By now, most over-55s will have heard the enormous news from the 2014 Budget announcement earlier this month – that purchasing an annuity at retirement is no longer compulsory.
In fairness, this has been the case (on paper, at least) since 2011 – but with the punitive tax treatment of pension drawdown, annuities are still virtually the only choice until the government’s sweeping tax reforms come into force.
From April 2015, anyone over the age of 55 who invested into a defined contributions pension will be able to withdraw their full pension at the marginal tax rate, rather than the 55% rate previously imposed. Many are speculating just where pensioners might start to invest under the new, liberalised regime, and one consensus is proving particularly common – buy-to-let property.
Buy-to-let property has proved very popular in recent years due to decent yields, solid capital returns and the fact that – unlike annuities – property remains part of your estate after you die, meaning that you can pass the asset on to your family.
If you are thinking of investing your pension in buy-to-let property, below are some points you may wish to consider.
- Your ‘investment horizon’
Simply put, your investment horizon is the amount of time you have for your investment to show a return. The closer you are to retirement age, the shorter this period is likely to be.
The average retiree can currently expect to continue to live for around 18 years (if male) or 22 years (if female) following retirement. In the last two decades, house prices have more than doubled – but many experts agree the market is approaching a ‘critical mass’ in terms of affordability, and there is no guarantee that they will rise as sharply in the next two decades.
Also consider that many buy-to-let mortgage lenders impose maximum age restrictions on their borrowers – generally 70–80 years, though some will go up to 90 years.
- Your attitude to risk
The success of a buy-to-let investment hinges upon having a paying tenant. Between arrears, voids (periods where the property is empty, i.e. for repairs), damage and running costs, buy-to-let can become quite risky unless you do your research and get it right.
- The funds you have available
If your pension pot is particularly large – in the hundreds of thousands – then you can purchase a property outright. You need not worry about mortgage criteria or interest payments, and can begin to enjoy the spoils of your investment immediately.
However, the average pension pot is only around £17,700 1 – enough for a small deposit on a cheap property, but far from enough to buy outright.
To make a good return from property, you need a competitive interest rate and healthy equity – the very best buy-to-let deals can be found at around 60% LTV (loan to value).
- Care costs
This last point applies to all alternative pension investments, not just buy-to-let, but is nonetheless pertinent; as observed recently in The Observer, cashing in your pension may have implications for future care costs.
As of 2016, money invested in a pension scheme will not be counted as part of an individual’s assets when calculating how much they have to contribute towards the cost of their social care should they become ill or infirm. However, money held in other assets – including property – will be counted.

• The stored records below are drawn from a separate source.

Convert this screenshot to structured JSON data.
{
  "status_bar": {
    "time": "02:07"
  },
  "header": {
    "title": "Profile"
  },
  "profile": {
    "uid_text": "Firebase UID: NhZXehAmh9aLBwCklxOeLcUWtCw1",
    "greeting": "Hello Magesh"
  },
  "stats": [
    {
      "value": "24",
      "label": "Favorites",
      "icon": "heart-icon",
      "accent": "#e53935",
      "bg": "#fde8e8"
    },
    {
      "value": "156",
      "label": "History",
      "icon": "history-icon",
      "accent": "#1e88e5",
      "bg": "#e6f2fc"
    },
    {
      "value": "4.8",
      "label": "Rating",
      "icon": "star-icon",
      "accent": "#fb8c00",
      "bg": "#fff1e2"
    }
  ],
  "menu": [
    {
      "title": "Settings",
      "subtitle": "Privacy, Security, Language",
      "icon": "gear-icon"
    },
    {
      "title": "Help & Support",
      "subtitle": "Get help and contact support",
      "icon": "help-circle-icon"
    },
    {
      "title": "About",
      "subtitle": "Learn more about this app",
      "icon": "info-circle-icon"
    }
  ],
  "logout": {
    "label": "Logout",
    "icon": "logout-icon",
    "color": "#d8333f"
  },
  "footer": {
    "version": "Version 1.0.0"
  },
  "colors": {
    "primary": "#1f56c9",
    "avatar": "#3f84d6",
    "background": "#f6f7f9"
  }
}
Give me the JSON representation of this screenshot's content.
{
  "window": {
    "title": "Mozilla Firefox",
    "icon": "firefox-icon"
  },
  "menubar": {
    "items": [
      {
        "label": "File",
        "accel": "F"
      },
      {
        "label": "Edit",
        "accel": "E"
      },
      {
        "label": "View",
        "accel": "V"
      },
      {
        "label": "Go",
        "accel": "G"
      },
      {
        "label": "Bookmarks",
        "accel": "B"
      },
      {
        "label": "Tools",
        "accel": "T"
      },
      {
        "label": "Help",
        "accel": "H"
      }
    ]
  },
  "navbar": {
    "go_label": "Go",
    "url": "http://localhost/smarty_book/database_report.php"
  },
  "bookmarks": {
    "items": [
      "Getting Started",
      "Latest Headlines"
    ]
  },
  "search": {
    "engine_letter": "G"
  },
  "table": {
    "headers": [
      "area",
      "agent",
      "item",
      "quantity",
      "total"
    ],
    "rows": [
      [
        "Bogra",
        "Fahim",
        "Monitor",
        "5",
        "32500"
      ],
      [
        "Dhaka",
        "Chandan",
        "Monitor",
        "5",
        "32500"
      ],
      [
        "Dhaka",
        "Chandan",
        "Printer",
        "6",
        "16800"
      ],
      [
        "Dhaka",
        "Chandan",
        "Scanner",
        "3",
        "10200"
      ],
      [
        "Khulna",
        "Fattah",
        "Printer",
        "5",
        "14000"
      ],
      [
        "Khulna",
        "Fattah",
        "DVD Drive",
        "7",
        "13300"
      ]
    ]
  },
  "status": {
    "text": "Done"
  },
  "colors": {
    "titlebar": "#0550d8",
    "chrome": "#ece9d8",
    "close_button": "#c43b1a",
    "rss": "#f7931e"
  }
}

As such, retirees who withdraw their money to invest in property risk exposing themselves to high care costs in the future.
Tips for investing in buy-to-let property
If you’ve read this far, then you’ve probably weighed up the risks and decided that you’re still interested in investing your money into rental property. Below are some tips that may help you:
- Unless you want to spend your retirement changing lightbulbs, chances are you’ll want to be an ‘armchair investor’. Though it will increase your overheads (typically by 10–15% of your rental income), you will want to find a good letting agent. This also widens your net – employing someone else to manage your property means that you can invest anywhere in the country, allowing you to chase the best prices and highest yields. Bringing me on to…
- …location! You need the right property in the right place at the right price – two out of three won’t do. Research the local area thoroughly, including local demographics, amenities and the prices charged for comparable rental properties. Also look into whether or not any local residential developments are in the pipeline – a glut of new homes will ease demand and suppress local rents, meaning you won’t be able to charge quite as much.
- Get the right mortgage. If you’re not investing with cash, having the right mortgage is key. This is particularly true if you are close to or past retirement age, as you will need to find a niche lender who will cater to your needs. To ensure you get the best deal possible and maximise the return on your investment, strongly consider using the services of a dedicated buy-to-let mortgage broker.
Finally, and above all else, good luck – and enjoy your retirement!